Making Policy - A Guide to How the Federal Government Works

2016 Edition: The Government of PM Justin Trudeau - Click to order

Édition de janvier 2016 : Le nouveau gouvernement du premier ministre Justin Trudeau > Cliquer pour commander

The purpose of this guide is to provide you with an up-to-date overview – and inside perspective – of how the federal government works, with particular reference to the policy and decision-making process, and suggestions for how to you can contribute to it. Our perspective is based on forty years of work as a policy and strategy consultant to departments, central agencies and external stakeholders, plus continuous monitoring, and contributions from you, the reader.

This edition incorporates the changes made by the Government of Prime Minister Justin Trudeau since coming into office in November 2015.

Diagrams, text and cartoons are combined to describe the government’s organization, roles, powers, inputs, deliberations, and outputs. We map the territory by following the policy making process from the formation of the Government’s agenda to Cabinet decision-making and implementation by departments. Our focus
is on the centre of the federal government: the Prime Minister, Cabinet and central agencies.

Our publication,'Making Policy: A Guide to How the Federal Government Works', is based on 40 years of policy and organizational development for all levels of the federal government and its stakeholders, including: a Prime Minister; approximately 25 federal departments, central agencies and regional offices; and business, voluntary, aboriginal and military organizations.

How Government Works - Contents include:

  • the nature of policy making and the policy marketplace;
  • organization & balance of powers of the executive, legislative, & judicial branches;
  • the comprehensive powers of a Prime Minister;
  • roles and organization of ministers, Cabinet and political staff;
  • organization and responsibilities of central agencies and departments;
  • documents & processes for policy, decisions, legislation & the federal budget;
  • the vital roles of media, lobbyists and stakeholder groups;
  • access and tactics for making contributions to policy and decision-making.

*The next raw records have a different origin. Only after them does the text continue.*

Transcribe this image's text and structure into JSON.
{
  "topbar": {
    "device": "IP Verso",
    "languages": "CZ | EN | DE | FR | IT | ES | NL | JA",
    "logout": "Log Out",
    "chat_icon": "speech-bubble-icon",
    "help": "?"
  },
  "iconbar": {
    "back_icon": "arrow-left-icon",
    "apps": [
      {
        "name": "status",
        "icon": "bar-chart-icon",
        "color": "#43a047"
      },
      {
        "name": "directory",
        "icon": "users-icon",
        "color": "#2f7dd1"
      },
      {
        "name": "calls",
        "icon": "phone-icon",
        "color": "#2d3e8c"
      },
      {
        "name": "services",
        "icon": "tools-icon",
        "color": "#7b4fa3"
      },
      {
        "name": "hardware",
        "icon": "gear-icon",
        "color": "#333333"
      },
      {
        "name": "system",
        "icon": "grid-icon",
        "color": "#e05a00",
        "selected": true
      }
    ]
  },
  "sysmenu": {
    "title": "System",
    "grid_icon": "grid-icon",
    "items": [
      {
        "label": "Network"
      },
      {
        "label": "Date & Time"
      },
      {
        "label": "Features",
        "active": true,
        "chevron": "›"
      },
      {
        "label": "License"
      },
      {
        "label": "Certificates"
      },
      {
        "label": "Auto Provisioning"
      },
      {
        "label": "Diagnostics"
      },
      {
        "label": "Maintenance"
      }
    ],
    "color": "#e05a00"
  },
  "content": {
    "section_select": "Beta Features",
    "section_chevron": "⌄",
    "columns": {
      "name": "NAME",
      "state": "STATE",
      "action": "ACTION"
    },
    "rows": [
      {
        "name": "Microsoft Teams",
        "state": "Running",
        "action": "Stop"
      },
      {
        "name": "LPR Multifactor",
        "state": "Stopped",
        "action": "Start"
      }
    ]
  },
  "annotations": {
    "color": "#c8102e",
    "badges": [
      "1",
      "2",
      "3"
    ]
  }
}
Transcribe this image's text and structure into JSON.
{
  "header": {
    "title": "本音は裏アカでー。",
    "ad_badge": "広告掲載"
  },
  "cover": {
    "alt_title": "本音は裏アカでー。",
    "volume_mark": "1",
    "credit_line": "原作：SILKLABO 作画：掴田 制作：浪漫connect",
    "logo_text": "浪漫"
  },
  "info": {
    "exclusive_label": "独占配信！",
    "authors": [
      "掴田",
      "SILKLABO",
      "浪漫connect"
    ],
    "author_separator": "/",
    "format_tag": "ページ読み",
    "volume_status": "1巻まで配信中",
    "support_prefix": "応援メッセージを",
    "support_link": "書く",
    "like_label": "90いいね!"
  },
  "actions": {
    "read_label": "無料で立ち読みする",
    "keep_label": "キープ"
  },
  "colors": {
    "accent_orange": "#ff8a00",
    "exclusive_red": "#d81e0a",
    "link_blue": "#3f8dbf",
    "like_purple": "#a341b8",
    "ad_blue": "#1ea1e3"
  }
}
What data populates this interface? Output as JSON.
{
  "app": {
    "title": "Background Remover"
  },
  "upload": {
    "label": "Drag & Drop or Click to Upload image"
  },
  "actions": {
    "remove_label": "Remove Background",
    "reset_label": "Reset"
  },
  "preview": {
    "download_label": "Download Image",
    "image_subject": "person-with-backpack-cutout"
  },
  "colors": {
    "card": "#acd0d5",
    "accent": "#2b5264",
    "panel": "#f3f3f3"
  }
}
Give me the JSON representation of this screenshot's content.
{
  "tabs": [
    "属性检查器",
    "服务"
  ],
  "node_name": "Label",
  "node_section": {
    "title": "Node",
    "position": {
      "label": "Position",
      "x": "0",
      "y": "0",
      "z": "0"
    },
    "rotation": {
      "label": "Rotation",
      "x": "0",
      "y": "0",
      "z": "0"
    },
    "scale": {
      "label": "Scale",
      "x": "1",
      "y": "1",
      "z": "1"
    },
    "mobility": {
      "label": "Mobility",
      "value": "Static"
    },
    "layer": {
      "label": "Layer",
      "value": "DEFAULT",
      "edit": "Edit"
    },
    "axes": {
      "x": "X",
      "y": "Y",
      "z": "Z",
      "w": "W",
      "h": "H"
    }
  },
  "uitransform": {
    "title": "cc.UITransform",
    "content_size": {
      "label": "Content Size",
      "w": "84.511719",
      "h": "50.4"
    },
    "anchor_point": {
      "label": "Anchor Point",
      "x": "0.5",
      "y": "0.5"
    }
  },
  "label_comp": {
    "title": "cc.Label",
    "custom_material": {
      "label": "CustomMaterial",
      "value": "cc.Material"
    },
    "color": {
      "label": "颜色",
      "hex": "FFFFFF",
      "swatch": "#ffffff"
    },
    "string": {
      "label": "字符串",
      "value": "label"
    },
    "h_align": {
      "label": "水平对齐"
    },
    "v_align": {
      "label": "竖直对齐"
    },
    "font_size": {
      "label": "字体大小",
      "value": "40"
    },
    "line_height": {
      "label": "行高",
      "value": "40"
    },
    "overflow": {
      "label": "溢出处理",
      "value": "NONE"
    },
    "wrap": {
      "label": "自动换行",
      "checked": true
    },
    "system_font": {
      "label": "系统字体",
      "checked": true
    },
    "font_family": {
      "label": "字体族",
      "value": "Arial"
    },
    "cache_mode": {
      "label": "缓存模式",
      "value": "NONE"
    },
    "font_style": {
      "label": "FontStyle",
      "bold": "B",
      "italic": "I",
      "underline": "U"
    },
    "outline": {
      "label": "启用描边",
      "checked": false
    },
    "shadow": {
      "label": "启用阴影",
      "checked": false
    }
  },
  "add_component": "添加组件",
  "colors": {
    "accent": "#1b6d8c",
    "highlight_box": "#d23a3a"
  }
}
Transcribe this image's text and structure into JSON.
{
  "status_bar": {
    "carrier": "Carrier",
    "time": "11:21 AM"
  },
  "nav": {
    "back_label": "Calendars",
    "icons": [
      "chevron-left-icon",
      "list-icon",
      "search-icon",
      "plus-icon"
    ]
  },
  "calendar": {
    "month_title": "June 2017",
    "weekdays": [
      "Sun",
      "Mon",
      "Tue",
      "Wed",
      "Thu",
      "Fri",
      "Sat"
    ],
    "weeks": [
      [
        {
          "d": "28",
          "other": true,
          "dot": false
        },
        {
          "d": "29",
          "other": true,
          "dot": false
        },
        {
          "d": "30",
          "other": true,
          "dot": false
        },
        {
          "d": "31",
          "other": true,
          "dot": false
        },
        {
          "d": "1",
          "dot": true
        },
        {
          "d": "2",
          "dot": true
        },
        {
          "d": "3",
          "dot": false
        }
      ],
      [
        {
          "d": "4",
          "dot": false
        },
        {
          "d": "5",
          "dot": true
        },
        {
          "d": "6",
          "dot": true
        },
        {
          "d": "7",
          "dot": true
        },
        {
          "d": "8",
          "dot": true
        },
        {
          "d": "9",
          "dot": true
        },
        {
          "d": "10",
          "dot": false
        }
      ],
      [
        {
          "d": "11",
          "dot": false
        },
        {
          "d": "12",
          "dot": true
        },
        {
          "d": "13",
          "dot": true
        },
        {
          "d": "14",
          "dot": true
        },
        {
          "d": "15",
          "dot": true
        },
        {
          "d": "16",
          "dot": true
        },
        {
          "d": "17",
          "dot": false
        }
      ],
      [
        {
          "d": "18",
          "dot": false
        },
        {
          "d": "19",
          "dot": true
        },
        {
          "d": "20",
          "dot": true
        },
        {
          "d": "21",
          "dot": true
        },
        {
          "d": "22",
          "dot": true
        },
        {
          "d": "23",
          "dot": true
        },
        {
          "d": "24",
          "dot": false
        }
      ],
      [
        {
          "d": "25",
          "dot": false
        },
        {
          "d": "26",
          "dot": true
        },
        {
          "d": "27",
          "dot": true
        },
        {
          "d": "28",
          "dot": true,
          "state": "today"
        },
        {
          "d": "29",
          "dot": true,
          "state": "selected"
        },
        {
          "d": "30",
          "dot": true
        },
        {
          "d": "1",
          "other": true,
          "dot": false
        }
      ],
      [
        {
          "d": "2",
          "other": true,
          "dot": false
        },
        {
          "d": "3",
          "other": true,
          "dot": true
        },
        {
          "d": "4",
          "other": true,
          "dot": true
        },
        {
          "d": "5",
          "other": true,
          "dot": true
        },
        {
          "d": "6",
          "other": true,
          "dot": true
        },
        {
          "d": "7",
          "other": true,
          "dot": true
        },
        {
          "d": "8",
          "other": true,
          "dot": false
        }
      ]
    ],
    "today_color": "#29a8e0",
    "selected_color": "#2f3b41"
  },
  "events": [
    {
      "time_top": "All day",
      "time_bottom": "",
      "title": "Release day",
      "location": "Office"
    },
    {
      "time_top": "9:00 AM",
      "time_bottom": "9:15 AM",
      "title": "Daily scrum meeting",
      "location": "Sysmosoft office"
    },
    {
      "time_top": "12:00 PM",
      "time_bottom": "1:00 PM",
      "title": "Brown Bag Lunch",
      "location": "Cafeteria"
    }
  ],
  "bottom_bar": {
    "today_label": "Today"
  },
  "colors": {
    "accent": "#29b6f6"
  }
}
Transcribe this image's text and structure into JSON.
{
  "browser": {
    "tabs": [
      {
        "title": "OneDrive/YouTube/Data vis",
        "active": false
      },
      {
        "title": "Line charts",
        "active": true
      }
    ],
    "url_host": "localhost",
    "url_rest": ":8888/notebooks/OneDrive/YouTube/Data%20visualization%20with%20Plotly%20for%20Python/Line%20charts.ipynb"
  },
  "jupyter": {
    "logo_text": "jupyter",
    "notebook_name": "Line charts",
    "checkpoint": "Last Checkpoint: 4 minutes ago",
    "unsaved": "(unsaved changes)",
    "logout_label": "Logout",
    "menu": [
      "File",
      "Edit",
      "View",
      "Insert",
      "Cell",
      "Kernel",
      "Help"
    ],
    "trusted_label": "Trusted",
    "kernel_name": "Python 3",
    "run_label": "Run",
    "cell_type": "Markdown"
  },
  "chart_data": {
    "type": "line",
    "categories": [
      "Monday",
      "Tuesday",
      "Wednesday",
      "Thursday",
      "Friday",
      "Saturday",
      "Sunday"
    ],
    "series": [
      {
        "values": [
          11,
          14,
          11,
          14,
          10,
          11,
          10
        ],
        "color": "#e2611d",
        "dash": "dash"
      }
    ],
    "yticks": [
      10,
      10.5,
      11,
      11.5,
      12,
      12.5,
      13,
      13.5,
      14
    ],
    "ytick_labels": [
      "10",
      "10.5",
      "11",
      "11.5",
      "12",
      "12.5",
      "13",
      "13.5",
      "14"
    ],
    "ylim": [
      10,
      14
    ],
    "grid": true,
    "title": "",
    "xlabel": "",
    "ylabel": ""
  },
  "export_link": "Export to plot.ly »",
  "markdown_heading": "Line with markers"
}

Users include; federal departments and training agencies; competitors for public service positions; a broad range of university and college programs including business and public administration, law, and advocacy; voluntary and aboriginal organizations; lobbyists and government relations consultants; briefings for new Members of Parliament; home schooling; and officer training in the Canadian Forces.

The Guide is continuously improved via ongoing monitoring and research as well as contributions by participants in Making Policy workshops. We publish a new edition two or three times a year to keep up with changes made by the current prime minister.


'Making Policy' is the most succinct and effective guide to Canadian government and policy-making that I know. I have been using it for more than a decade in teaching future officers of the Canadian Armed Forces at the Royal Military College. It is also standard material for senior officers at the Canadian Forces College. Regular updates keep it fresh and accurate.   - Lt. Col. David Last, Royal Military College, Kingston, Ontario

'Effective engagement on public policy requires a basic understanding of how government operates. That's why I often share copies of Making Policy with clients before we analyze government initiatives or implement advocacy strategies. It's an essential, visual and entertaining reference.'  - Bill Dempster, CEO, 3Sixty Public Affairs

'The addition of Glen Milne's 'Making Policy' has been incredibly helpful for students in my course. It clearly explains the various aspects of the federal government and policy process in Canada and has beautiful visual accompaniments to complement. I highly recommend this publication for any social science courses wishing to study the federal government and policy making in Canada.' - N. Wegner, Department of Political Studies, University of Saskatchewan